Meningococcal meningitis, caused by the organism Neisseria meningitidis, is responsible for epidemic emergencies that are particularly severe in sub-Saharan Africa. In areas within the “meningitis belt”, epidemics occur in 8 to 12 year cycles and are characterized by attack rates as high as 1%, mortality rates of up to 10%, even with treatment, and neurological sequelae among survivors.
However, outbreaks of meningococcal disease have reached other African countries. The epidemics seen towards the end of the 1980s and the early 1990s in Burundi, the Central African Republic, Kenya, Rwanda, Uganda, the United Republic of Tanzania and Zambia are examples of the disease’s spread outside its usual boundaries. This reflected the extension of drought areas, or increased population movements owing to voluntary travel, warfare or movements of refugees. The outbreaks may also reflect the introduction of a new meningococcal strain into susceptible populations.
Cluster outbreaks in the Eastern Mediterranean Region have also occurred through transmission at international gatherings, such as pilgrimages. At a country level, epidemics have been reported in at-risk settings such as refugee camps, military facilities, and disadvantaged communities. The risk of person-to-person transmission is greatly increased in these populations since the disease is spread through respiratory droplets from cases with nasopharyngitis or from asymptomatic carriers.
Recently, Mongolia has experienced epidemics of magnitude comparable to that of the meningitis belt. India and Nepal also had serious outbreaks in the mid-1990s.
For countries with high rates of endemic meningitis, such as those within the traditional meningitis belt, a rate of 15 cases per 100 000 per week in a given area, averaged over two consecutive weeks, appears to be a sensitive and specific predictor of epidemic disease in this area.
In areas where epidemic meningococcal disease is unusual, a three- to four-fold increase in cases compared with a similar time period in previous years may indicate an epidemic. Another potentially useful indicator of an emerging epidemic in areas outside the meningitis belt is a doubling of meningitis cases from one week to the next for a period of three weeks. This criterion may be used, for example, in countries where population data are not available, in refugee camps, and in closed communities.

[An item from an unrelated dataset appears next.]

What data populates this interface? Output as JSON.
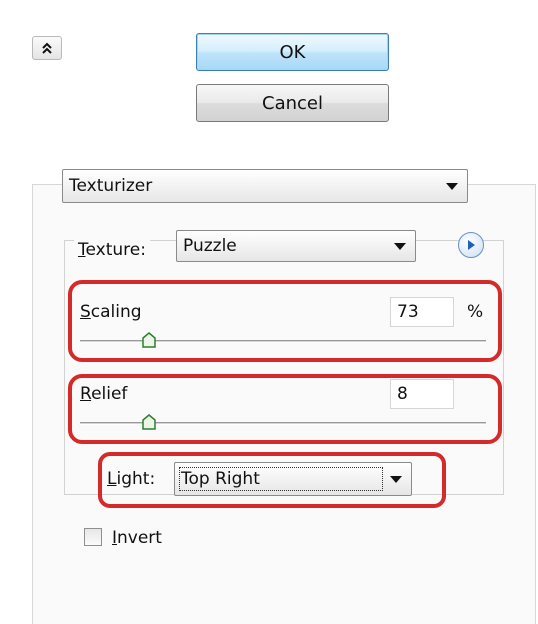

Vaccines are currently available to prevent meningococcal meningitis caused by serogroups A, C, Y and W135, usually provided as bivalent A and C, or quadrivalent vaccines.
A single dose of group A vaccine protects those over one to two years of age. Data show that antibody levels rise within 7 to 10 days of vaccination. Children of three months to two years of age may benefit from a second dose, although the vaccine’s efficacy has not been proven for this age group. The duration of protection in adults is at least three years.
Group C vaccine has not been shown to be effective in children under two years old.
A single intramuscular injection of long-acting chloramphenicol in oil has been proved effective in meningococcal meningitis epidemics. If there is no clinical improvement after 24 to 48 hours, a second dose should be given. Penicillin, ampicillin, and chloramphenicol are also effective, but require multiple doses and, in severe cases, intravenous administration.